We have set it up to be self-guided but with help and assistance from us. I help more with English and art; Stephen helps more with guitar and coding. They are also given the freedom to “study” their class for 40 minutes, and take the last 20 to play educational games or puzzles. This week I taught Mwei Mwei how to play solitaire, and she loved it. And honestly, it teaches some great deduction and problem-solving skills that aren’t utilized in schools here. We played together, and I had the most fun I’ve ever had playing Solitaire!
The oldest three kids are actually given two hours per week. Mwei Mwei is learning both guitar and math; one of The Reinforcers does English one day per week and guitar the following. The other Reinforcer is really loving coding, and he does that twice per week.

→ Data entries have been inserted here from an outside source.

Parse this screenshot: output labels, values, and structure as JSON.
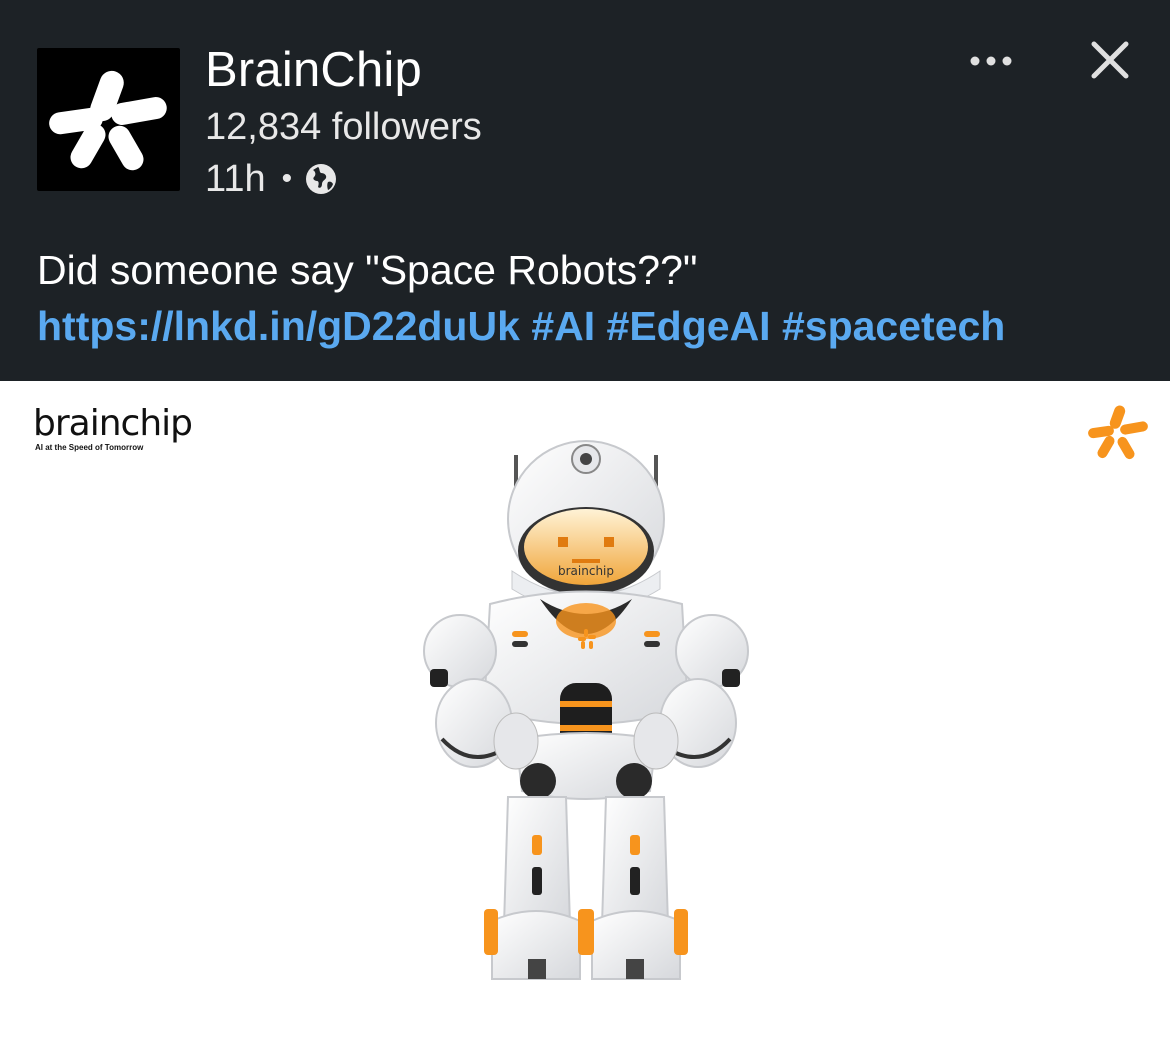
{
  "post": {
    "company_name": "BrainChip",
    "followers": "12,834 followers",
    "time": "11h",
    "separator": "•",
    "visibility_icon": "globe-icon",
    "more_icon": "more-horizontal-icon",
    "close_icon": "close-icon",
    "text_plain": "Did someone say \"Space Robots??\" ",
    "link": "https://lnkd.in/gD22duUk",
    "hashtags": [
      "#AI",
      "#EdgeAI",
      "#spacetech"
    ]
  },
  "media": {
    "brand_word": "brainchip",
    "brand_tagline": "AI at the Speed of Tomorrow",
    "robot_chest_label": "brainchip",
    "accent_color": "#f7941d",
    "description_icon": "brainchip-robot-illustration"
  },
  "colors": {
    "background": "#1d2226",
    "link": "#5aa9f0",
    "text": "#ffffff"
  }
}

The two new iPads focused on the youth has opened up our older iPad for a younger group. We were also given an older iMac that Stephen has set up with some basic games and activities. All of them have different schedules to give different age groups opportunities to learn technology, strategy, creativity, and more. It’s been really fun to see the kids learning new skills and exploring new worlds their community hasn’t previously had access to.
We’ve been introducing the idea of a schedule: they are each given a time on the iPads each week, and it’s their responsibility to show up to attend. We were laughing at the irony of the first few weeks, as we’d be encouraging people inside to sit in front of a screen. We’d be puling them out of groups and pushing them into work by themselves.
One of our goals is that this creates an individual activity for them to work toward and succeed at. We don’t want friends helping or taking over; we want them to get an individualized, focused opportunity to both teach themselves and get one-on-one help from us.
It means that we are constantly saying, “This is a one-person activity.” Or, “Stop playing outside and come work on the iPad!”
The difference is striking between their lives here and so many kids’ lives in the States. They spend so many hours outside; they are constantly walking to school, to the showers, to do laundry, to the shop. Everything is communal, so that they are always with people and in groups. There are often three or four people crowded around the computer to play Minecraft together. Even our retro video games: there are usually 8-10 kids taking turns playing Mario Kart, standing up, jumping around. As the two folks working extremely hard to get them fed every morning, I just want to tell them, Sit down! Let those calories stay with you! I want to give them a ride everywhere and get them seated playing a game; I want them to experience doing something on their own successfully.
It’s meant that this is fairly counter-cultural, but I think a good balance. Couldn’t we all use learning from our differences?
Overall, we’re so excited for the opportunities this has opened up and how smoothly we’ve been able to provide this for the community teenagers. We’re also going to do a test run of some English learning with two adult mothers next week.
We want to send out a special thanks to Kingdom Mission Fund, who makes projects like this possible! So many ideas just take a spark to make them happen, and we’re excited to be able to partner so that this could spark!